What this task involves: Copy out all the entries word for word.

Interface dataset entries:

──────

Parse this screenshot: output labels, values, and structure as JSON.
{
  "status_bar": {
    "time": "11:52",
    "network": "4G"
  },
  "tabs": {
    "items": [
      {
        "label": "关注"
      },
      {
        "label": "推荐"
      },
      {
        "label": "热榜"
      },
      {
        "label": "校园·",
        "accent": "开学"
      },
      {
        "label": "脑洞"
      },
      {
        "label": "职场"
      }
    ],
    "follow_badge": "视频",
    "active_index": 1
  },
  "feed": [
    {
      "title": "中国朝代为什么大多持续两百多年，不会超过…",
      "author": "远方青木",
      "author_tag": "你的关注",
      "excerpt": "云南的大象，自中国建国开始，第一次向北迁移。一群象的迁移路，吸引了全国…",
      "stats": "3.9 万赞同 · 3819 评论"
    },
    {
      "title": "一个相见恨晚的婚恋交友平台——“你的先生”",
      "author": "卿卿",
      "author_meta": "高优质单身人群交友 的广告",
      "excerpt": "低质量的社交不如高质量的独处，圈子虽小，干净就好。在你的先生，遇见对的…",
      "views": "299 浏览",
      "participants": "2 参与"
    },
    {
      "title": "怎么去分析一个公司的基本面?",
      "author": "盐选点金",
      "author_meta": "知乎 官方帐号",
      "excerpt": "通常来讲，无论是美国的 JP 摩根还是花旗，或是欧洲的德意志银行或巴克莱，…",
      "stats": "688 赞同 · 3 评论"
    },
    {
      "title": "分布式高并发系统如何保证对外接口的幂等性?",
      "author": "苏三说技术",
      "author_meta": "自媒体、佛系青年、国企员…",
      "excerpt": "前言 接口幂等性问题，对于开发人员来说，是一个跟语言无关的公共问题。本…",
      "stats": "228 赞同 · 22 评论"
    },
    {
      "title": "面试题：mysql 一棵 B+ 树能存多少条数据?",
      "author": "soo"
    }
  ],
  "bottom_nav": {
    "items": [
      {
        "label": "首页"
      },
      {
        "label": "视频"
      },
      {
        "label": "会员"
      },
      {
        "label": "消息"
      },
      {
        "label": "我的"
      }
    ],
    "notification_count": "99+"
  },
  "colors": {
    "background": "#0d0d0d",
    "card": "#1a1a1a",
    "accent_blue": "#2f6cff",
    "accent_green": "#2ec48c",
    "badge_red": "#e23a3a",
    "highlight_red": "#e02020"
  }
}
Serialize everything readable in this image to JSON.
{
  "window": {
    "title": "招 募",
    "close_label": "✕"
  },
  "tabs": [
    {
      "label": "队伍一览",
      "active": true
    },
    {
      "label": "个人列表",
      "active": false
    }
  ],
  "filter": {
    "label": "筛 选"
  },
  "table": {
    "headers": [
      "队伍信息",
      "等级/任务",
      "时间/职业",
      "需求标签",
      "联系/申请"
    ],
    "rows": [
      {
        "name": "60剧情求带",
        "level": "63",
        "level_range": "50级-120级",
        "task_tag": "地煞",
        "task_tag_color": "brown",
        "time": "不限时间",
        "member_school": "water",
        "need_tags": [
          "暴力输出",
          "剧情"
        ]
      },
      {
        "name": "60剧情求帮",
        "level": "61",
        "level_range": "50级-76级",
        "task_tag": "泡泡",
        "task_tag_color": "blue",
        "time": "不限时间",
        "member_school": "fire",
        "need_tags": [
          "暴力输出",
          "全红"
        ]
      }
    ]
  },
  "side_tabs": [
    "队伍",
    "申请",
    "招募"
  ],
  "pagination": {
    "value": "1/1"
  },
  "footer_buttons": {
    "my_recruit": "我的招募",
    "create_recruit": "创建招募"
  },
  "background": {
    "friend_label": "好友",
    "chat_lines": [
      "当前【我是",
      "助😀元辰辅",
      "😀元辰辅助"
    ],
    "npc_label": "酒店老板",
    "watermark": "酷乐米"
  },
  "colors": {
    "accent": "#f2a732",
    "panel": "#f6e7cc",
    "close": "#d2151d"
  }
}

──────

Task response:
Parse this screenshot: output labels, values, and structure as JSON.
{
  "status_bar": {
    "time": "11:52",
    "network": "4G"
  },
  "tabs": {
    "items": [
      {
        "label": "关注"
      },
      {
        "label": "推荐"
      },
      {
        "label": "热榜"
      },
      {
        "label": "校园·",
        "accent": "开学"
      },
      {
        "label": "脑洞"
      },
      {
        "label": "职场"
      }
    ],
    "follow_badge": "视频",
    "active_index": 1
  },
  "feed": [
    {
      "title": "中国朝代为什么大多持续两百多年，不会超过…",
      "author": "远方青木",
      "author_tag": "你的关注",
      "excerpt": "云南的大象，自中国建国开始，第一次向北迁移。一群象的迁移路，吸引了全国…",
      "stats": "3.9 万赞同 · 3819 评论"
    },
    {
      "title": "一个相见恨晚的婚恋交友平台——“你的先生”",
      "author": "卿卿",
      "author_meta": "高优质单身人群交友 的广告",
      "excerpt": "低质量的社交不如高质量的独处，圈子虽小，干净就好。在你的先生，遇见对的…",
      "views": "299 浏览",
      "participants": "2 参与"
    },
    {
      "title": "怎么去分析一个公司的基本面?",
      "author": "盐选点金",
      "author_meta": "知乎 官方帐号",
      "excerpt": "通常来讲，无论是美国的 JP 摩根还是花旗，或是欧洲的德意志银行或巴克莱，…",
      "stats": "688 赞同 · 3 评论"
    },
    {
      "title": "分布式高并发系统如何保证对外接口的幂等性?",
      "author": "苏三说技术",
      "author_meta": "自媒体、佛系青年、国企员…",
      "excerpt": "前言 接口幂等性问题，对于开发人员来说，是一个跟语言无关的公共问题。本…",
      "stats": "228 赞同 · 22 评论"
    },
    {
      "title": "面试题：mysql 一棵 B+ 树能存多少条数据?",
      "author": "soo"
    }
  ],
  "bottom_nav": {
    "items": [
      {
        "label": "首页"
      },
      {
        "label": "视频"
      },
      {
        "label": "会员"
      },
      {
        "label": "消息"
      },
      {
        "label": "我的"
      }
    ],
    "notification_count": "99+"
  },
  "colors": {
    "background": "#0d0d0d",
    "card": "#1a1a1a",
    "accent_blue": "#2f6cff",
    "accent_green": "#2ec48c",
    "badge_red": "#e23a3a",
    "highlight_red": "#e02020"
  }
}
Serialize everything readable in this image to JSON.
{
  "window": {
    "title": "招 募",
    "close_label": "✕"
  },
  "tabs": [
    {
      "label": "队伍一览",
      "active": true
    },
    {
      "label": "个人列表",
      "active": false
    }
  ],
  "filter": {
    "label": "筛 选"
  },
  "table": {
    "headers": [
      "队伍信息",
      "等级/任务",
      "时间/职业",
      "需求标签",
      "联系/申请"
    ],
    "rows": [
      {
        "name": "60剧情求带",
        "level": "63",
        "level_range": "50级-120级",
        "task_tag": "地煞",
        "task_tag_color": "brown",
        "time": "不限时间",
        "member_school": "water",
        "need_tags": [
          "暴力输出",
          "剧情"
        ]
      },
      {
        "name": "60剧情求帮",
        "level": "61",
        "level_range": "50级-76级",
        "task_tag": "泡泡",
        "task_tag_color": "blue",
        "time": "不限时间",
        "member_school": "fire",
        "need_tags": [
          "暴力输出",
          "全红"
        ]
      }
    ]
  },
  "side_tabs": [
    "队伍",
    "申请",
    "招募"
  ],
  "pagination": {
    "value": "1/1"
  },
  "footer_buttons": {
    "my_recruit": "我的招募",
    "create_recruit": "创建招募"
  },
  "background": {
    "friend_label": "好友",
    "chat_lines": [
      "当前【我是",
      "助😀元辰辅",
      "😀元辰辅助"
    ],
    "npc_label": "酒店老板",
    "watermark": "酷乐米"
  },
  "colors": {
    "accent": "#f2a732",
    "panel": "#f6e7cc",
    "close": "#d2151d"
  }
}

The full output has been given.